■ Problem
Before copying, set the pictures aside; then repeat every line below verbatim.

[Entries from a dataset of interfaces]
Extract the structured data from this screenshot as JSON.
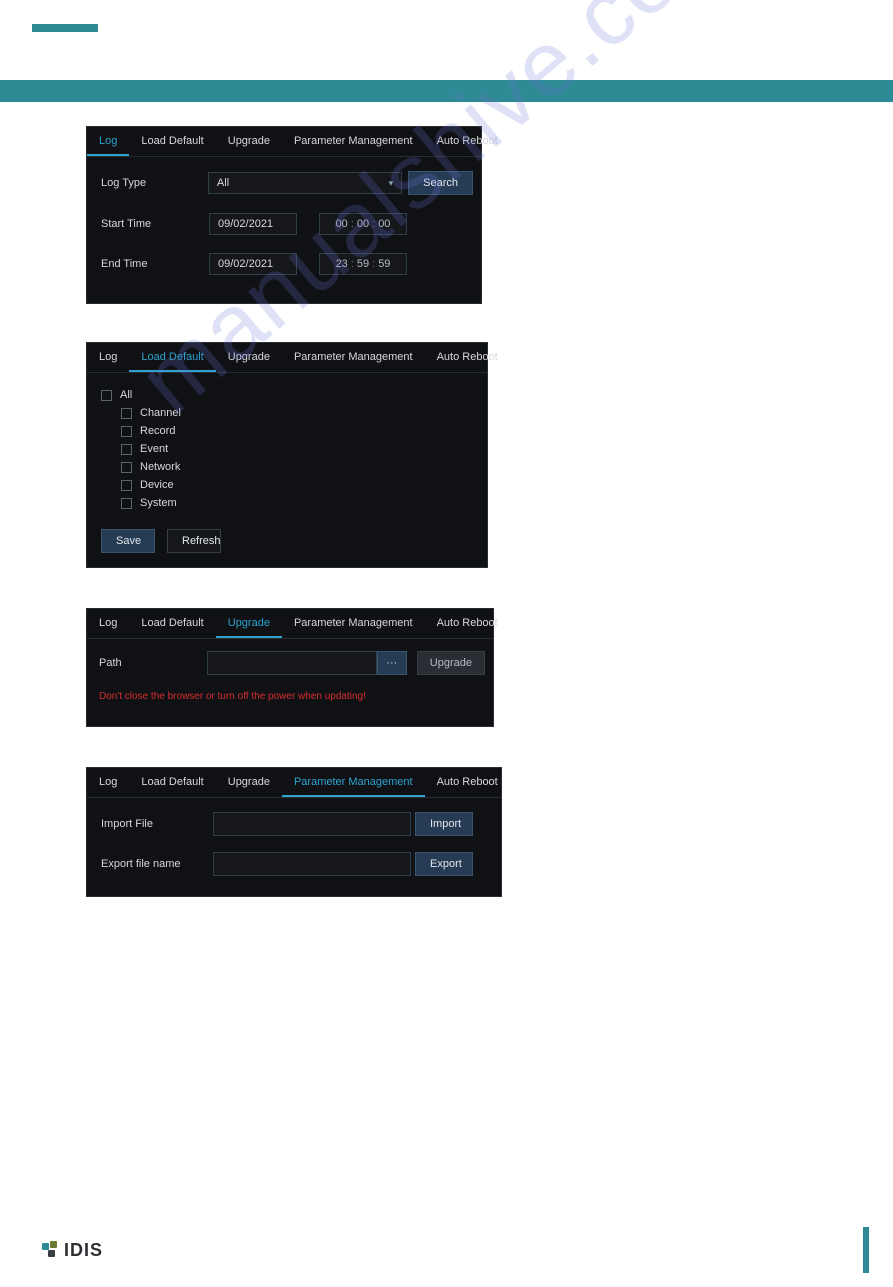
{
  "tabs": {
    "log": "Log",
    "load_default": "Load Default",
    "upgrade": "Upgrade",
    "param_mgmt": "Parameter Management",
    "auto_reboot": "Auto Reboot"
  },
  "panel_log": {
    "log_type_label": "Log Type",
    "log_type_value": "All",
    "search": "Search",
    "start_time_label": "Start Time",
    "start_date": "09/02/2021",
    "start_h": "00",
    "start_m": "00",
    "start_s": "00",
    "end_time_label": "End Time",
    "end_date": "09/02/2021",
    "end_h": "23",
    "end_m": "59",
    "end_s": "59"
  },
  "panel_default": {
    "all": "All",
    "channel": "Channel",
    "record": "Record",
    "event": "Event",
    "network": "Network",
    "device": "Device",
    "system": "System",
    "save": "Save",
    "refresh": "Refresh"
  },
  "panel_upgrade": {
    "path_label": "Path",
    "browse": "···",
    "upgrade_btn": "Upgrade",
    "warning": "Don't close the browser or turn off the power when updating!"
  },
  "panel_param": {
    "import_label": "Import File",
    "import_btn": "Import",
    "export_label": "Export file name",
    "export_btn": "Export"
  },
  "footer": {
    "brand": "IDIS"
  },
  "watermark": "manualshive.com"
}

■ Result below
Extract the structured data from this screenshot as JSON.
{
  "tabs": {
    "log": "Log",
    "load_default": "Load Default",
    "upgrade": "Upgrade",
    "param_mgmt": "Parameter Management",
    "auto_reboot": "Auto Reboot"
  },
  "panel_log": {
    "log_type_label": "Log Type",
    "log_type_value": "All",
    "search": "Search",
    "start_time_label": "Start Time",
    "start_date": "09/02/2021",
    "start_h": "00",
    "start_m": "00",
    "start_s": "00",
    "end_time_label": "End Time",
    "end_date": "09/02/2021",
    "end_h": "23",
    "end_m": "59",
    "end_s": "59"
  },
  "panel_default": {
    "all": "All",
    "channel": "Channel",
    "record": "Record",
    "event": "Event",
    "network": "Network",
    "device": "Device",
    "system": "System",
    "save": "Save",
    "refresh": "Refresh"
  },
  "panel_upgrade": {
    "path_label": "Path",
    "browse": "···",
    "upgrade_btn": "Upgrade",
    "warning": "Don't close the browser or turn off the power when updating!"
  },
  "panel_param": {
    "import_label": "Import File",
    "import_btn": "Import",
    "export_label": "Export file name",
    "export_btn": "Export"
  },
  "footer": {
    "brand": "IDIS"
  },
  "watermark": "manualshive.com"
}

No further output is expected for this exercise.